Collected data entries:
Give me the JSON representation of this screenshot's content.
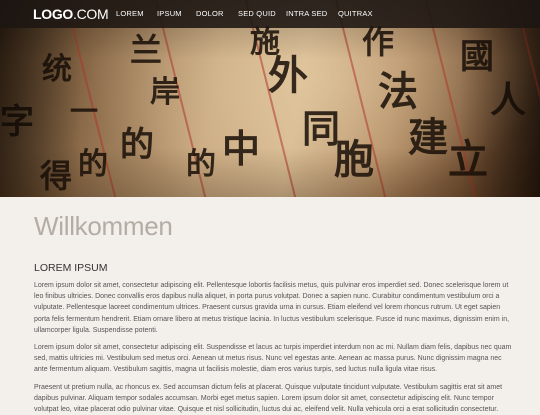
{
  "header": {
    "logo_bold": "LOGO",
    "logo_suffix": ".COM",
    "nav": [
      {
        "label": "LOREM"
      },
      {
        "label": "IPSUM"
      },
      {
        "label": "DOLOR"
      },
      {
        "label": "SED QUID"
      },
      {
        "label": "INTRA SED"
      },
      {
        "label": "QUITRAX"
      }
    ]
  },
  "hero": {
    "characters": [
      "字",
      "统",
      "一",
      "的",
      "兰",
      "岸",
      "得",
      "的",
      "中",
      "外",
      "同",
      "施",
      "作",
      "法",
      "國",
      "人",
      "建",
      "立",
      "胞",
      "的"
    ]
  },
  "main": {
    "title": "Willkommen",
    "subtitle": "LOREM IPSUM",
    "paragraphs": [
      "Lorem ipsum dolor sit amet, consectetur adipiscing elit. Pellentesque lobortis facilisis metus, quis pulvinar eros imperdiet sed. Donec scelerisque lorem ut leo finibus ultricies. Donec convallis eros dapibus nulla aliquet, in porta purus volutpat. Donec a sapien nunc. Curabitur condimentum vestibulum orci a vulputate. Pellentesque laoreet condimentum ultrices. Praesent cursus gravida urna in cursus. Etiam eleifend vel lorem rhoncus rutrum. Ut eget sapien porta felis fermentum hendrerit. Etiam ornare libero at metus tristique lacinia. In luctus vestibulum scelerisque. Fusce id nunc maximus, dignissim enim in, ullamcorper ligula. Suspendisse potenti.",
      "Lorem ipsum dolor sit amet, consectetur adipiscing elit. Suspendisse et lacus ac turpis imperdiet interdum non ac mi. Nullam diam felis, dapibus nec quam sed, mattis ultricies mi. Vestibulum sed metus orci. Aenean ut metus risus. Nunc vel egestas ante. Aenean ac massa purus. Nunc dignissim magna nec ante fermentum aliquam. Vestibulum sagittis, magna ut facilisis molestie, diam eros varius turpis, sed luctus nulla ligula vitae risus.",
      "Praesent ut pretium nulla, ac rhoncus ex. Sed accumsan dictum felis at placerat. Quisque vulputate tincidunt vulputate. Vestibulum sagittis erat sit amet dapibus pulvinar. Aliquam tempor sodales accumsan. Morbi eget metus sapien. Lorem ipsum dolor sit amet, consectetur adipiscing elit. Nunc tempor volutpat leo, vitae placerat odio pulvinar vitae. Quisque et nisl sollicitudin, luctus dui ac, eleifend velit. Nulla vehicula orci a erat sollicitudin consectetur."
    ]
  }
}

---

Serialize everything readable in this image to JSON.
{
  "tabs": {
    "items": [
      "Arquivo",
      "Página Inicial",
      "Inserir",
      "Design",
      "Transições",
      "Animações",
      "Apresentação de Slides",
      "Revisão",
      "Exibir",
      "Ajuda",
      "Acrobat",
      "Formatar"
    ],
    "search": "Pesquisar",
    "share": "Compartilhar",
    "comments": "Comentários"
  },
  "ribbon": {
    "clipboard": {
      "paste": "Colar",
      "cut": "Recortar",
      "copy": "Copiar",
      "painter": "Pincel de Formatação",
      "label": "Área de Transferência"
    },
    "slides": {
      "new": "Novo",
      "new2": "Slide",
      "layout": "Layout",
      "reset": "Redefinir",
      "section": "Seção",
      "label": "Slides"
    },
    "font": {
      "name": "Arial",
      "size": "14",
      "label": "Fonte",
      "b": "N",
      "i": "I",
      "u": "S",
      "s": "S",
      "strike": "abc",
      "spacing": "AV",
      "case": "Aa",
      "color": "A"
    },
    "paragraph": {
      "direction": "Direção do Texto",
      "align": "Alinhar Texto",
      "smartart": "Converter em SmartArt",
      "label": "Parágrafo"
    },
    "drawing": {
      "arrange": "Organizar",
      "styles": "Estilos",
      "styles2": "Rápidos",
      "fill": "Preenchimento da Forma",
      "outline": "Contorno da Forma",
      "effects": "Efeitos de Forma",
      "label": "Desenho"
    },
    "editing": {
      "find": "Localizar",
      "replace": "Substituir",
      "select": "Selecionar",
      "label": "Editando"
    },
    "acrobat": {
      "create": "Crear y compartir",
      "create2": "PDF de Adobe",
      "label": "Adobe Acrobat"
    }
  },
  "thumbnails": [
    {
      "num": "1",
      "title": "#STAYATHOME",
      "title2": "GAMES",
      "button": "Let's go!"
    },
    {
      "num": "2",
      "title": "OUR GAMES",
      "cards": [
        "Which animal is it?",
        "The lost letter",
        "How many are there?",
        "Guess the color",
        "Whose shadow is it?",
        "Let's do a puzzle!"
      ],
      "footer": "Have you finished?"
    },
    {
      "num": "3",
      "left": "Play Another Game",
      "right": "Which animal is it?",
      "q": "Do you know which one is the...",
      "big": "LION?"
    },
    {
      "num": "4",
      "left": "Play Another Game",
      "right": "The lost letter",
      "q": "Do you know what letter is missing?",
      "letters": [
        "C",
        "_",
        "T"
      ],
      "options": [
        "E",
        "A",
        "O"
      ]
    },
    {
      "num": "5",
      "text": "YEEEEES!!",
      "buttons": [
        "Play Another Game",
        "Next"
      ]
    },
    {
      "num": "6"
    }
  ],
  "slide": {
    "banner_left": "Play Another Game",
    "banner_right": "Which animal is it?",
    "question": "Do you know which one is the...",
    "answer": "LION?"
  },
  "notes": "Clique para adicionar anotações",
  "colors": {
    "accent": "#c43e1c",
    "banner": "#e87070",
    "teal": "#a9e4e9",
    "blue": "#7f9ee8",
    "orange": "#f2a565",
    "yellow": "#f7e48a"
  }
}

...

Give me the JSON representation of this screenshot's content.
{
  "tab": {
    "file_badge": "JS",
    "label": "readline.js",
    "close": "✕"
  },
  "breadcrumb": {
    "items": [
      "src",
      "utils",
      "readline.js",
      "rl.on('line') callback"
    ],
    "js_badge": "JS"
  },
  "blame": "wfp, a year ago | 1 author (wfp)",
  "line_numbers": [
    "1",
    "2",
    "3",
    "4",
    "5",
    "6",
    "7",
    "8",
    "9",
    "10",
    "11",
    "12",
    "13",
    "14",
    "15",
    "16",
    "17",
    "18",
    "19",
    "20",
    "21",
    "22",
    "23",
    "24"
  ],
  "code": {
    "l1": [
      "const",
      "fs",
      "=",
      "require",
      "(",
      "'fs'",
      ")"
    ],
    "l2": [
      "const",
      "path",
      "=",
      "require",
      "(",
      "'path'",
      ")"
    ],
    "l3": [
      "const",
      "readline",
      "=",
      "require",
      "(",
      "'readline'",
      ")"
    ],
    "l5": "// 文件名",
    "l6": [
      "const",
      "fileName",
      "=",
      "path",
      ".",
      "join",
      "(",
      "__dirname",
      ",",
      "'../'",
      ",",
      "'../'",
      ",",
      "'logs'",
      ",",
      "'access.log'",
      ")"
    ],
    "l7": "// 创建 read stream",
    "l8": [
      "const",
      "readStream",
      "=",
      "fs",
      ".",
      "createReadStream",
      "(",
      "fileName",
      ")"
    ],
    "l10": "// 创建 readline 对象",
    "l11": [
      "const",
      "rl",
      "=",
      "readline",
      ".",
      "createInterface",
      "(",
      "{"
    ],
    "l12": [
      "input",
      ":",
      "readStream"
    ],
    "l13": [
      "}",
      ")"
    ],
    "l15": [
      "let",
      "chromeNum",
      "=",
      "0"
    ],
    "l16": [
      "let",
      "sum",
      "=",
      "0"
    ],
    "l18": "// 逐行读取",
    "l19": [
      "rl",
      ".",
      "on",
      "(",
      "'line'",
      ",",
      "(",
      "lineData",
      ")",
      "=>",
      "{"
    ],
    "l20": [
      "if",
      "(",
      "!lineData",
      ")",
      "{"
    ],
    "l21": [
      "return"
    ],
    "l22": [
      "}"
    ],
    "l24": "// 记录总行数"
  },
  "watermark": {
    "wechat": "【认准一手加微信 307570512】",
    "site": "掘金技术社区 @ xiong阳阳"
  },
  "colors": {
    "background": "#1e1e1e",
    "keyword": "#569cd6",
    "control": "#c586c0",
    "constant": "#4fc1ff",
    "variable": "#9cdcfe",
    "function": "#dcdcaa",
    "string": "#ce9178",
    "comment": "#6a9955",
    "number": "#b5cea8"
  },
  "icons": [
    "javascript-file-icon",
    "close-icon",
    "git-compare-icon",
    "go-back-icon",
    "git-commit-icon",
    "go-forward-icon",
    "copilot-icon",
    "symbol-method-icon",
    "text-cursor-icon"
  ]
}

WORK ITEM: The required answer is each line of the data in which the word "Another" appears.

ANSWER TO THIS EXERCISE:
      "left": "Play Another Game",
      "left": "Play Another Game",
        "Play Another Game",
    "banner_left": "Play Another Game",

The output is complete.